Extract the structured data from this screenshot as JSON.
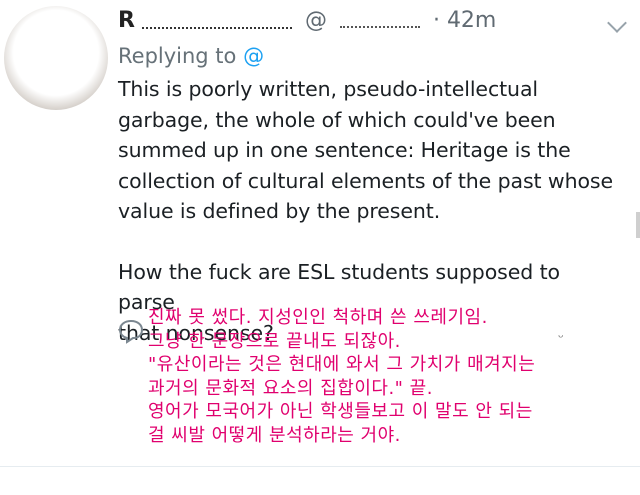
{
  "header": {
    "name": "R",
    "handle_prefix": "@",
    "timestamp": "· 42m"
  },
  "replying": {
    "label": "Replying to",
    "handle": "@"
  },
  "tweet": {
    "lines": [
      "This is poorly written, pseudo-intellectual",
      "garbage, the whole of which could've been",
      "summed up in one sentence: Heritage is the",
      "collection of cultural elements of the past whose",
      "value is defined by the present."
    ],
    "lines2": [
      "How the fuck are ESL students supposed to parse",
      "that nonsense?"
    ]
  },
  "korean": [
    "진짜 못 썼다. 지성인인 척하며 쓴 쓰레기임.",
    "그냥 한 문장으로 끝내도 되잖아.",
    "\"유산이라는 것은 현대에 와서 그 가치가 매겨지는",
    "과거의 문화적 요소의 집합이다.\" 끝.",
    "영어가 모국어가 아닌 학생들보고 이 말도 안 되는",
    "걸 씨발 어떻게 분석하라는 거야."
  ],
  "icons": {
    "reply": "reply-icon",
    "menu": "chevron-down-icon"
  },
  "colors": {
    "link": "#1da1f2",
    "annotation": "#e0006e",
    "muted": "#667178"
  }
}
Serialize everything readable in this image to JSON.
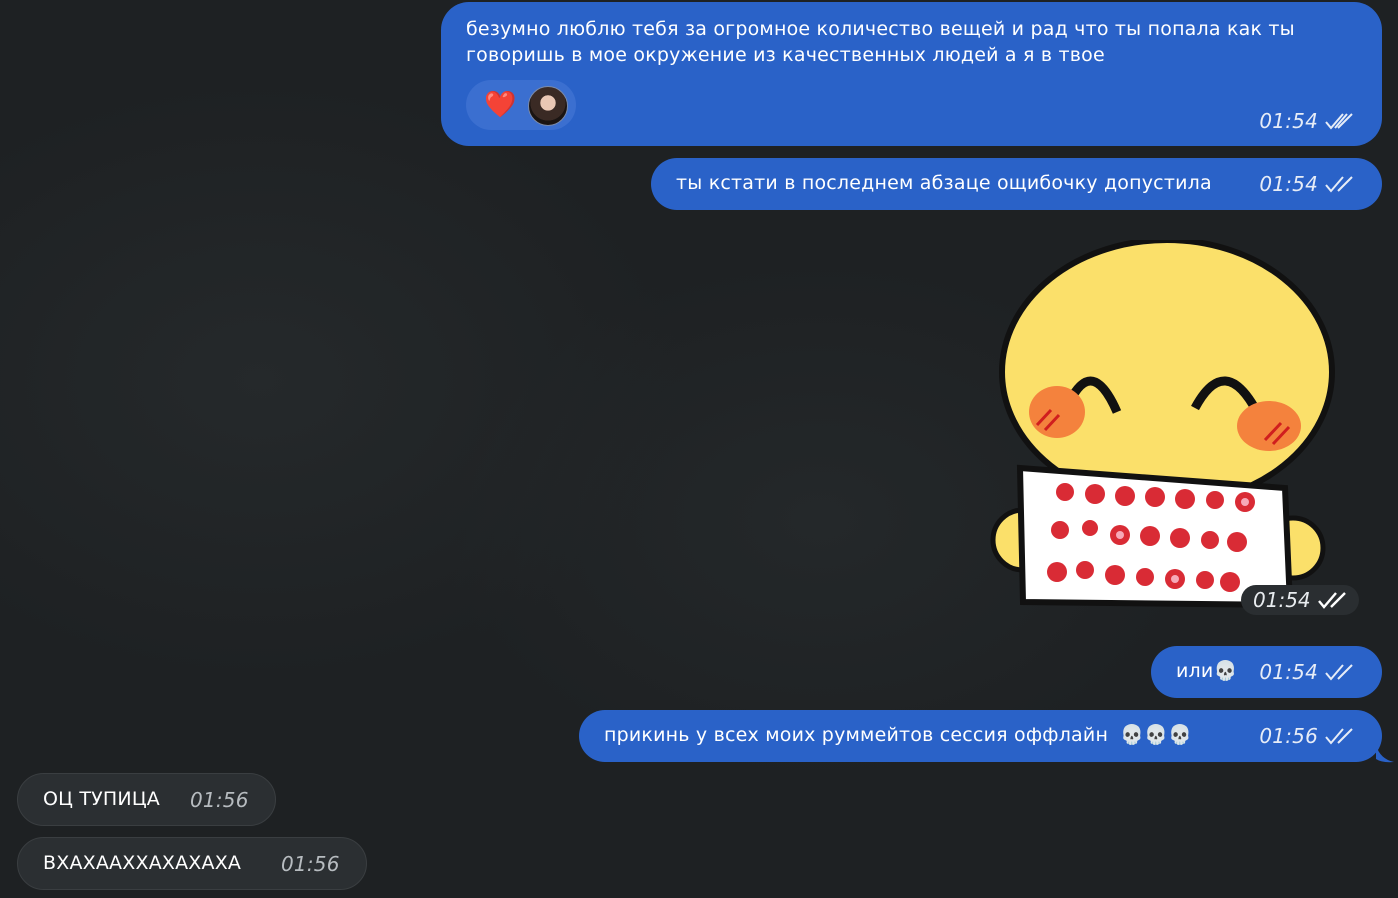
{
  "messages": [
    {
      "id": "m1",
      "direction": "out",
      "text_line1": "безумно люблю тебя за огромное количество вещей и рад что ты попала как ты",
      "text_line2": "говоришь в мое окружение из качественных людей а я в твое",
      "time": "01:54",
      "reaction": "❤️"
    },
    {
      "id": "m2",
      "direction": "out",
      "text": "ты кстати в последнем абзаце ощибочку допустила",
      "time": "01:54"
    },
    {
      "id": "m3",
      "direction": "out",
      "type": "sticker",
      "time": "01:54"
    },
    {
      "id": "m4",
      "direction": "out",
      "text": "или",
      "emoji": "💀",
      "time": "01:54"
    },
    {
      "id": "m5",
      "direction": "out",
      "text": "прикинь у всех моих руммейтов сессия оффлайн",
      "emoji": "💀💀💀",
      "time": "01:56"
    },
    {
      "id": "m6",
      "direction": "in",
      "text": "ОЦ ТУПИЦА",
      "time": "01:56"
    },
    {
      "id": "m7",
      "direction": "in",
      "text": "ВХАХААХХАХАХАХА",
      "time": "01:56"
    }
  ],
  "colors": {
    "outgoing": "#2a62c8",
    "incoming": "#2b2f32",
    "background": "#1e2123"
  }
}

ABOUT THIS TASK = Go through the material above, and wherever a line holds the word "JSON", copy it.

RESPONSE FOR THIS EXERCISE =
Extract the structured data from this screenshot as JSON.
Serialize everything readable in this image to JSON.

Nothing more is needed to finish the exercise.